“The little town that could” just announced it will soon be adding some 25 new jobs and three new businesses.
It’s the kind of news City Manager Bob Gallagher said would include a press conference complete with the governor in attendance, if it were in Albuquerque or Santa Fe.
“There is no other city in the State of New Mexico announcing today they have 25 new jobs,” Gallagher said at Thursday’s meeting where land sale contracts for two of the businesses were approved. “We didn’t ask for any federal money. We didn’t ask for any state money. We didn’t ask for any county money. We rolled up our sleeves and did it the old fashioned way and earned it.” Gallagher called Jal, “the little town that could,” and said even more positive things are on the horizon for Jal.
At a special meeting Thursday the town sold eight acres of city-owned land behind the former Burke Junior High building to Rockin’ S Land and Livestock from Strawn, Texas, for $24,000. That land will soon become a yard for Orbit Construction, a subsidiary of Rockin’ S.
“They have 15-35 employees working in and around Jal at any given time,” Gallagher said. “They opened in Odessa seven years ago and now they have 175 employees there.”
He said the company is hiring a sales manager who is expected to relocate to Jal and the company is encouraging other employees to relocate to the community as well.
A representative of Rockin’ S or Orbit could not be reached for comment as of press time.
Gallagher said the city owns 12 acres behind the Burke building and will be leasing the other four to Cain Electric. The company recently moved a warehouse into a portion of the Burke building and already needs room to expand because of the demand for their services.
Cain serves the oilfield with electrical equipment.
The city also sold four acres Thursday to David and Gloria Torres, of Lovington, owners of Benco Trucking. The company is seeing increased business in Jal and has been looking to expand a yard to Jal.
“I am pleased to start a business here in Jal,” David Torres said at the meeting. “We established our business in 2011 and up to date we have a completely clean record, no accidents.”
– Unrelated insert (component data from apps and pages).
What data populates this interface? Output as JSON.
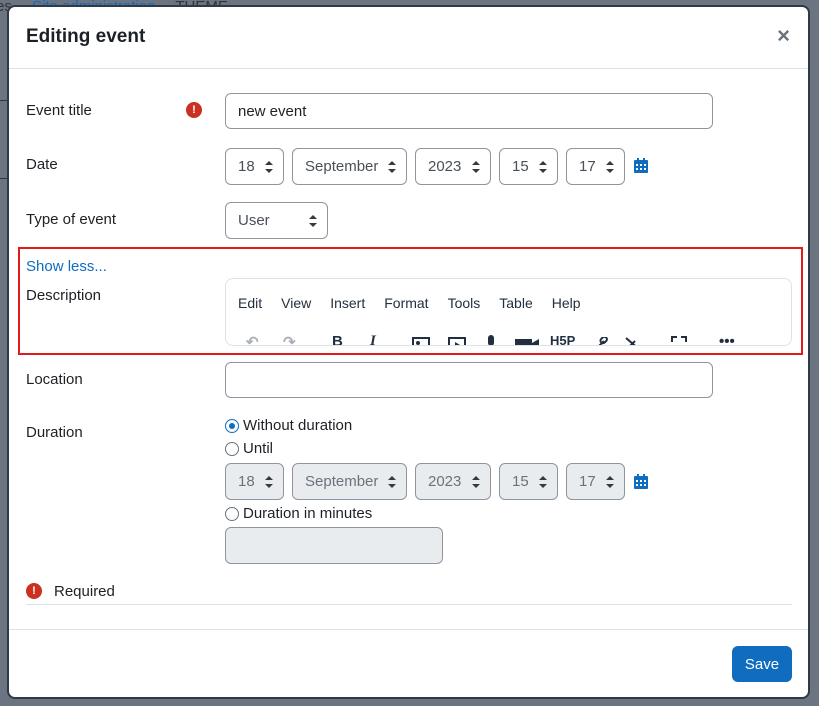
{
  "background": {
    "breadcrumb_partial": "es",
    "breadcrumb_link": "Site administration",
    "breadcrumb_theme": "THEME"
  },
  "modal": {
    "title": "Editing event",
    "close_label": "×"
  },
  "fields": {
    "event_title": {
      "label": "Event title",
      "value": "new event"
    },
    "date": {
      "label": "Date",
      "day": "18",
      "month": "September",
      "year": "2023",
      "hour": "15",
      "minute": "17"
    },
    "type_of_event": {
      "label": "Type of event",
      "value": "User"
    },
    "show_less_link": "Show less...",
    "description": {
      "label": "Description",
      "menu": [
        "Edit",
        "View",
        "Insert",
        "Format",
        "Tools",
        "Table",
        "Help"
      ]
    },
    "location": {
      "label": "Location",
      "value": ""
    },
    "duration": {
      "label": "Duration",
      "option_without": "Without duration",
      "option_until": "Until",
      "option_minutes": "Duration in minutes",
      "selected": "Without duration",
      "until_day": "18",
      "until_month": "September",
      "until_year": "2023",
      "until_hour": "15",
      "until_minute": "17",
      "minutes_value": ""
    }
  },
  "required_note": "Required",
  "save_label": "Save",
  "colors": {
    "accent": "#0f6cbf",
    "required": "#ca3120",
    "highlight": "#e01b1b"
  },
  "icons": [
    "required-icon",
    "calendar-icon",
    "close-icon",
    "undo-icon",
    "redo-icon",
    "bold-icon",
    "italic-icon",
    "image-icon",
    "media-icon",
    "microphone-icon",
    "video-icon",
    "h5p-icon",
    "link-icon",
    "unlink-icon",
    "fullscreen-icon",
    "more-icon"
  ]
}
Among stipulations for the company moving into the location is the installation of a six-foot sheet metal fence around the west and north sides of the property and landscaping along the west side of the property.
The company is also not allowed to drive trucks west of the property on Whitworth or down Mesquite. They must enter and exit onto Highway 18. The company currently has six employees working in Jal and is aiming for 10, Torres said. The city council agreed, with Melody Beckham voting “no,” to sell the four acres at $5,000 an acre to Benco.
Gallagher said with the sale the basketball courts adjacent to the property will be torn out and new courts built at a more centralized site at the lake park.
Finally Gallagher announced PB Materials, doing business as Wallach Concrete is building a yard in Jal.
Walter Ziemann, general manager for Wallach, said the company is moving its Eunice facility to Jal to be closer to the growing oilfield activity and new frack sand facilities in the Kermit area.
The company is leasing land from Merryman Construction to locate the portable plant, which could become a permanent plant if demand warrants, Ziemann said.
“We are getting a little closer to the jobs and Jal has schools and things going on there and they have been screaming for concrete for years,” Ziemann said. “It will be a portable plant and we will probably permanently station two-three trucks there. Permanent, three-four employees to start, two drivers and a batch man.”
Just what the plant will mean for Jal financially is unclear, but Ziemann said it could be a big boost to the town’s gross receipts tax revenues.
“We think this plant will be busier than Eunice because of the frack sand sites coming up,” he said
He said the challenge of expanding has been the lack of work force and the company is hiring and paying top dollar. “We need truck drivers,” he said. “We are hiring drivers up to $23 an hour. We are paying top dollar to get them out there”
He said the facility should be up and running the first of August.
The city also approved a water tap for the company, providing it commercial water. The company expects to use some 75,000 gallons of water per month.
Gallagher said the tap will not be an industrial tap because the water will not be resold but used for making cement.